(Data entries)
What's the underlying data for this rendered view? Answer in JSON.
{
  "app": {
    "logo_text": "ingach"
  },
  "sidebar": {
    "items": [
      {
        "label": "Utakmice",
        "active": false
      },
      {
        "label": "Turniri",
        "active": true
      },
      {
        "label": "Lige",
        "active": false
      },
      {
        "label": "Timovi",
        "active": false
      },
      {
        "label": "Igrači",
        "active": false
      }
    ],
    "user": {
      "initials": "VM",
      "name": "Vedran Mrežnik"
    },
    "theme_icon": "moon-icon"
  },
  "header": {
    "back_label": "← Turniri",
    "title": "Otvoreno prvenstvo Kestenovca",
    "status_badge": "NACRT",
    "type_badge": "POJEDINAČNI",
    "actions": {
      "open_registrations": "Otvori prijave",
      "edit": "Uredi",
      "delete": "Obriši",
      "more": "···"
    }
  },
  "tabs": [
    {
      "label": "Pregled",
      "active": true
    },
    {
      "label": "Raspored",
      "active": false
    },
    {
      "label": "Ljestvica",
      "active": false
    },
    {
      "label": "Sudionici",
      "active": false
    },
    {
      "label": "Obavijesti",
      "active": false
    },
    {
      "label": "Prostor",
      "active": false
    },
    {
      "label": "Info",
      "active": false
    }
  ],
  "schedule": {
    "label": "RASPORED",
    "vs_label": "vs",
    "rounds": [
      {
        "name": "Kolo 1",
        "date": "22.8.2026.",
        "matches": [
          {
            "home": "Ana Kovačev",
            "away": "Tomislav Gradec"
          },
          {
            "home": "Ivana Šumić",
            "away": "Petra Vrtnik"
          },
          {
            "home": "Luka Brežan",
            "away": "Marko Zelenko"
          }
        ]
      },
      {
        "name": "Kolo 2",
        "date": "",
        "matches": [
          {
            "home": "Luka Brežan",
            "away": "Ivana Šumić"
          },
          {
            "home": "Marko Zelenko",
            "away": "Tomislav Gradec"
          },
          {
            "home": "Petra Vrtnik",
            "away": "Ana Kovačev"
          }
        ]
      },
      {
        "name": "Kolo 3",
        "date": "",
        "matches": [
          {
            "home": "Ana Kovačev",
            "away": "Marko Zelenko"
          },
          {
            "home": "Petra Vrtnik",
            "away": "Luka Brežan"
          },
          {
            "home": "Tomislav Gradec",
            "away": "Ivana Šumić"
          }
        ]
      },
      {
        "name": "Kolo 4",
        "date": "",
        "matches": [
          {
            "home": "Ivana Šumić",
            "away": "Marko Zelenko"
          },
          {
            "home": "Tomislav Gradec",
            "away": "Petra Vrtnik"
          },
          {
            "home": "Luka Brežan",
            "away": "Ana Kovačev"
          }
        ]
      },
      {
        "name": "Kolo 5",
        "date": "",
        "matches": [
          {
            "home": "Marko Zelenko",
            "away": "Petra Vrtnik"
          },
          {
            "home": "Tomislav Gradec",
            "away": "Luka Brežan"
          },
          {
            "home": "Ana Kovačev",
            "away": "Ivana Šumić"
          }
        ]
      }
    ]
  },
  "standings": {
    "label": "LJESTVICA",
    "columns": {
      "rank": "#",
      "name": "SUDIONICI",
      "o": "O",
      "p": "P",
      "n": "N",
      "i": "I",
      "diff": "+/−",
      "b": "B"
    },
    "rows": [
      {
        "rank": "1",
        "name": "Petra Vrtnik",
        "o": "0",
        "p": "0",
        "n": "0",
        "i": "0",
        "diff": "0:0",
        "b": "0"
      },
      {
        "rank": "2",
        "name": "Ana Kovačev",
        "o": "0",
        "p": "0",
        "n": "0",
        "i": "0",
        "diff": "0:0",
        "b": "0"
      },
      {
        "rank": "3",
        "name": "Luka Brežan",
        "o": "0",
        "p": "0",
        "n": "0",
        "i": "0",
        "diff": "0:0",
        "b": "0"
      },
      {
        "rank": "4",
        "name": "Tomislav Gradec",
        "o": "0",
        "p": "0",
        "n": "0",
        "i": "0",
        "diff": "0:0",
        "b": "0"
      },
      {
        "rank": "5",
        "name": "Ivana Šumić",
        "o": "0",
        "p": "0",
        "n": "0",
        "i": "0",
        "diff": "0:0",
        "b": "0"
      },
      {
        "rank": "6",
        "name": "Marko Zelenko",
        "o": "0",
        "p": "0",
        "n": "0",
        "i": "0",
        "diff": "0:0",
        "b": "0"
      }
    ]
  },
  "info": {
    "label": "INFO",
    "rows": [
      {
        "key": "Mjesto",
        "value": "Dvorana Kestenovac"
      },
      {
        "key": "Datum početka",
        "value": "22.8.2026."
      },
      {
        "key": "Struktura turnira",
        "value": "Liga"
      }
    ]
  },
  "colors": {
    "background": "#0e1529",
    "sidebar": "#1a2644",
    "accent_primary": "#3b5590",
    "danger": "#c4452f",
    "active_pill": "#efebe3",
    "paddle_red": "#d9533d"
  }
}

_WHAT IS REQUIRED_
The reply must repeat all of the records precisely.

_TASK OUTPUT_
What's the underlying data for this rendered view? Answer in JSON.
{
  "app": {
    "logo_text": "ingach"
  },
  "sidebar": {
    "items": [
      {
        "label": "Utakmice",
        "active": false
      },
      {
        "label": "Turniri",
        "active": true
      },
      {
        "label": "Lige",
        "active": false
      },
      {
        "label": "Timovi",
        "active": false
      },
      {
        "label": "Igrači",
        "active": false
      }
    ],
    "user": {
      "initials": "VM",
      "name": "Vedran Mrežnik"
    },
    "theme_icon": "moon-icon"
  },
  "header": {
    "back_label": "← Turniri",
    "title": "Otvoreno prvenstvo Kestenovca",
    "status_badge": "NACRT",
    "type_badge": "POJEDINAČNI",
    "actions": {
      "open_registrations": "Otvori prijave",
      "edit": "Uredi",
      "delete": "Obriši",
      "more": "···"
    }
  },
  "tabs": [
    {
      "label": "Pregled",
      "active": true
    },
    {
      "label": "Raspored",
      "active": false
    },
    {
      "label": "Ljestvica",
      "active": false
    },
    {
      "label": "Sudionici",
      "active": false
    },
    {
      "label": "Obavijesti",
      "active": false
    },
    {
      "label": "Prostor",
      "active": false
    },
    {
      "label": "Info",
      "active": false
    }
  ],
  "schedule": {
    "label": "RASPORED",
    "vs_label": "vs",
    "rounds": [
      {
        "name": "Kolo 1",
        "date": "22.8.2026.",
        "matches": [
          {
            "home": "Ana Kovačev",
            "away": "Tomislav Gradec"
          },
          {
            "home": "Ivana Šumić",
            "away": "Petra Vrtnik"
          },
          {
            "home": "Luka Brežan",
            "away": "Marko Zelenko"
          }
        ]
      },
      {
        "name": "Kolo 2",
        "date": "",
        "matches": [
          {
            "home": "Luka Brežan",
            "away": "Ivana Šumić"
          },
          {
            "home": "Marko Zelenko",
            "away": "Tomislav Gradec"
          },
          {
            "home": "Petra Vrtnik",
            "away": "Ana Kovačev"
          }
        ]
      },
      {
        "name": "Kolo 3",
        "date": "",
        "matches": [
          {
            "home": "Ana Kovačev",
            "away": "Marko Zelenko"
          },
          {
            "home": "Petra Vrtnik",
            "away": "Luka Brežan"
          },
          {
            "home": "Tomislav Gradec",
            "away": "Ivana Šumić"
          }
        ]
      },
      {
        "name": "Kolo 4",
        "date": "",
        "matches": [
          {
            "home": "Ivana Šumić",
            "away": "Marko Zelenko"
          },
          {
            "home": "Tomislav Gradec",
            "away": "Petra Vrtnik"
          },
          {
            "home": "Luka Brežan",
            "away": "Ana Kovačev"
          }
        ]
      },
      {
        "name": "Kolo 5",
        "date": "",
        "matches": [
          {
            "home": "Marko Zelenko",
            "away": "Petra Vrtnik"
          },
          {
            "home": "Tomislav Gradec",
            "away": "Luka Brežan"
          },
          {
            "home": "Ana Kovačev",
            "away": "Ivana Šumić"
          }
        ]
      }
    ]
  },
  "standings": {
    "label": "LJESTVICA",
    "columns": {
      "rank": "#",
      "name": "SUDIONICI",
      "o": "O",
      "p": "P",
      "n": "N",
      "i": "I",
      "diff": "+/−",
      "b": "B"
    },
    "rows": [
      {
        "rank": "1",
        "name": "Petra Vrtnik",
        "o": "0",
        "p": "0",
        "n": "0",
        "i": "0",
        "diff": "0:0",
        "b": "0"
      },
      {
        "rank": "2",
        "name": "Ana Kovačev",
        "o": "0",
        "p": "0",
        "n": "0",
        "i": "0",
        "diff": "0:0",
        "b": "0"
      },
      {
        "rank": "3",
        "name": "Luka Brežan",
        "o": "0",
        "p": "0",
        "n": "0",
        "i": "0",
        "diff": "0:0",
        "b": "0"
      },
      {
        "rank": "4",
        "name": "Tomislav Gradec",
        "o": "0",
        "p": "0",
        "n": "0",
        "i": "0",
        "diff": "0:0",
        "b": "0"
      },
      {
        "rank": "5",
        "name": "Ivana Šumić",
        "o": "0",
        "p": "0",
        "n": "0",
        "i": "0",
        "diff": "0:0",
        "b": "0"
      },
      {
        "rank": "6",
        "name": "Marko Zelenko",
        "o": "0",
        "p": "0",
        "n": "0",
        "i": "0",
        "diff": "0:0",
        "b": "0"
      }
    ]
  },
  "info": {
    "label": "INFO",
    "rows": [
      {
        "key": "Mjesto",
        "value": "Dvorana Kestenovac"
      },
      {
        "key": "Datum početka",
        "value": "22.8.2026."
      },
      {
        "key": "Struktura turnira",
        "value": "Liga"
      }
    ]
  },
  "colors": {
    "background": "#0e1529",
    "sidebar": "#1a2644",
    "accent_primary": "#3b5590",
    "danger": "#c4452f",
    "active_pill": "#efebe3",
    "paddle_red": "#d9533d"
  }
}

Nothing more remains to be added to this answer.